Engineering Futures

Architect, Paul Owen, describes how the delivery of the 76,000 m² Manchester Engineering Campus Development is transforming the way future engineers are educated in response to the rapidly changing global economy.

At 76,000 m² the Manchester Engineering Campus Development (MECD) is one of the biggest university buildings in Europe, with a student and staff population of over 8,000. It aims to transform the way in which future engineers are educated, supporting excellence in research, teaching and learning.  

The new development brings the University’s four engineering schools and two research institutes together; combining these activities on one campus renews the sense of community, encourages greater collaboration and provides an exciting and inspiring place to work. We undertook a comprehensive stakeholder review process using a range of visualisation tools – the Revit model was developed to show a level of detail and coordinated information from other designers to allow us share accurate ‘live’ information, review finishes proposals and interior design packages.

The main MEC Hall building is constructed of an in-situ concrete frame and flat slab with a large 10.8metre grid expressed as a series of repeating modules within the unitised façade which allows the size and types of space to be adapted over the life of the building.

A dedicated maker space on the ground floor hosts dynamic workshops for students and academics to share ideas and innovate, and doubles as an events space where students display their learning facing onto the main ‘street’ which is open to all. This open street space stretches 180 metres along the east side of the building, connecting with workshops and labs, visually linking learning and practical spaces and is filled with the buzz of hundreds of students working together or socialising.


Cutting-edge technologies enable students to engage with new modes of teaching as part of the ‘global classroom’. A variety of loose-fit labs, alongside bespoke, specialist spaces such as Extra High Voltage and Characterisation Suites, and new teaching spaces such as the Blended Dry Lab are fitted with benches which integrate the services and allow for easy reconfiguration whilst linking to an adjoining lecture theatre. The pioneering blended lecture theatres combine teaching with practical study by means of a movable partition screen, allowing the theoretical to be taught before moving to the hands-on experience. 

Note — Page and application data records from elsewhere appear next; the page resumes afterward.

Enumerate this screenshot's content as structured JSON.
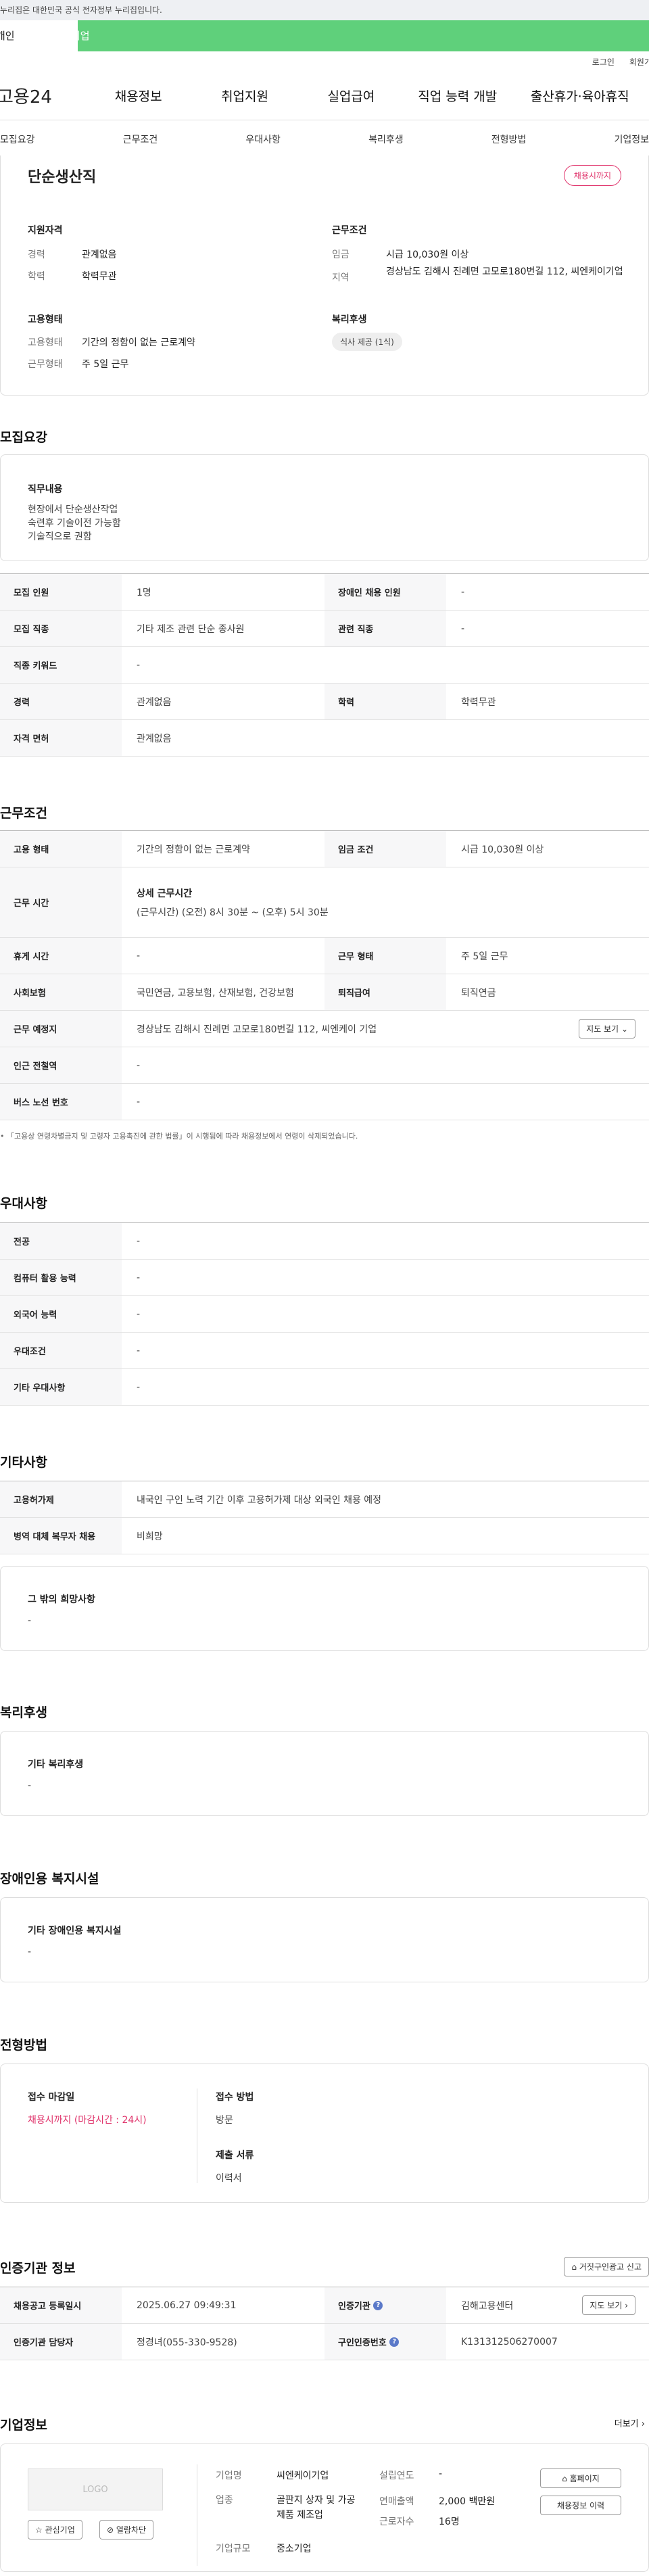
{
  "gov_notice": "이 누리집은 대한민국 공식 전자정부 누리집입니다.",
  "gov_notice_visible": "누리집은 대한민국 공식 전자정부 누리집입니다.",
  "tabs": [
    "개인",
    "기업"
  ],
  "util": [
    "로그인",
    "회원가"
  ],
  "site_logo": "고용24",
  "nav": [
    "채용정보",
    "취업지원",
    "실업급여",
    "직업 능력 개발",
    "출산휴가·육아휴직"
  ],
  "subnav": [
    "모집요강",
    "근무조건",
    "우대사항",
    "복리후생",
    "전형방법",
    "기업정보"
  ],
  "job": {
    "title": "단순생산직",
    "status": "채용시까지",
    "qual_title": "지원자격",
    "exp_l": "경력",
    "exp_v": "관계없음",
    "edu_l": "학력",
    "edu_v": "학력무관",
    "emp_title": "고용형태",
    "emp_l": "고용형태",
    "emp_v": "기간의 정함이 없는 근로계약",
    "work_l": "근무형태",
    "work_v": "주 5일 근무",
    "cond_title": "근무조건",
    "wage_l": "임금",
    "wage_v": "시급 10,030원 이상",
    "area_l": "지역",
    "area_v": "경상남도 김해시 진례면 고모로180번길 112, 씨엔케이기업",
    "welfare_title": "복리후생",
    "welfare_badge": "식사 제공 (1식)"
  },
  "recruit": {
    "title": "모집요강",
    "duty_title": "직무내용",
    "duty_lines": [
      "현장에서 단순생산작업",
      "숙련후 기술이전 가능함",
      "기술직으로 권함"
    ],
    "rows": [
      [
        "모집 인원",
        "1명",
        "장애인 채용 인원",
        "-"
      ],
      [
        "모집 직종",
        "기타 제조 관련 단순 종사원",
        "관련 직종",
        "-"
      ],
      [
        "직종 키워드",
        "-"
      ],
      [
        "경력",
        "관계없음",
        "학력",
        "학력무관"
      ],
      [
        "자격 면허",
        "관계없음"
      ]
    ]
  },
  "work": {
    "title": "근무조건",
    "emp_l": "고용 형태",
    "emp_v": "기간의 정함이 없는 근로계약",
    "wage_l": "임금 조건",
    "wage_v": "시급 10,030원 이상",
    "time_l": "근무 시간",
    "time_head": "상세 근무시간",
    "time_v": "(근무시간) (오전) 8시 30분 ~ (오후) 5시 30분",
    "rest_l": "휴게 시간",
    "rest_v": "-",
    "form_l": "근무 형태",
    "form_v": "주 5일 근무",
    "ins_l": "사회보험",
    "ins_v": "국민연금, 고용보험, 산재보험, 건강보험",
    "sev_l": "퇴직급여",
    "sev_v": "퇴직연금",
    "place_l": "근무 예정지",
    "place_v": "경상남도 김해시 진례면 고모로180번길 112, 씨엔케이 기업",
    "map_btn": "지도 보기",
    "sub_l": "인근 전철역",
    "sub_v": "-",
    "bus_l": "버스 노선 번호",
    "bus_v": "-",
    "note": "「고용상 연령차별금지 및 고령자 고용촉진에 관한 법률」이 시행됨에 따라 채용정보에서 연령이 삭제되었습니다."
  },
  "pref": {
    "title": "우대사항",
    "rows": [
      [
        "전공",
        "-"
      ],
      [
        "컴퓨터 활용 능력",
        "-"
      ],
      [
        "외국어 능력",
        "-"
      ],
      [
        "우대조건",
        "-"
      ],
      [
        "기타 우대사항",
        "-"
      ]
    ]
  },
  "etc": {
    "title": "기타사항",
    "rows": [
      [
        "고용허가제",
        "내국인 구인 노력 기간 이후 고용허가제 대상 외국인 채용 예정"
      ],
      [
        "병역 대체 복무자 채용",
        "비희망"
      ]
    ],
    "other_title": "그 밖의 희망사항",
    "other_v": "-"
  },
  "benefit": {
    "title": "복리후생",
    "sub": "기타 복리후생",
    "v": "-"
  },
  "disab": {
    "title": "장애인용 복지시설",
    "sub": "기타 장애인용 복지시설",
    "v": "-"
  },
  "select": {
    "title": "전형방법",
    "deadline_l": "접수 마감일",
    "deadline_v": "채용시까지 (마감시간 : 24시)",
    "method_l": "접수 방법",
    "method_v": "방문",
    "docs_l": "제출 서류",
    "docs_v": "이력서"
  },
  "cert": {
    "title": "인증기관 정보",
    "report_btn": "거짓구인광고 신고",
    "reg_l": "채용공고 등록일시",
    "reg_v": "2025.06.27 09:49:31",
    "org_l": "인증기관",
    "org_v": "김해고용센터",
    "map_btn": "지도 보기",
    "mgr_l": "인증기관 담당자",
    "mgr_v": "정경녀(055-330-9528)",
    "no_l": "구인인증번호",
    "no_v": "K131312506270007"
  },
  "company": {
    "title": "기업정보",
    "more": "더보기",
    "logo": "LOGO",
    "fav_btn": "관심기업",
    "block_btn": "열람차단",
    "name_l": "기업명",
    "name_v": "씨엔케이기업",
    "ind_l": "업종",
    "ind_v": "골판지 상자 및 가공제품 제조업",
    "size_l": "기업규모",
    "size_v": "중소기업",
    "year_l": "설립연도",
    "year_v": "-",
    "sales_l": "연매출액",
    "sales_v": "2,000 백만원",
    "emp_l": "근로자수",
    "emp_v": "16명",
    "home_btn": "홈페이지",
    "hist_btn": "채용정보 이력"
  }
}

“MECD is a manifestation in building form of what a socially responsible University should be – transparent, open to our communities, and focused on sharing knowledge and practice.”

Professor April McMahon
Vice-President Teaching, Learning and Students

Unrivalled in scale in the UK as a hub of engineering and material science expertise, the development combines Manchester’s heritage as the birthplace of the industrial revolution with world class facilities; whether aerospace or AI, climate change or clean water, MECD can help solve some of the world’s most pressing issues.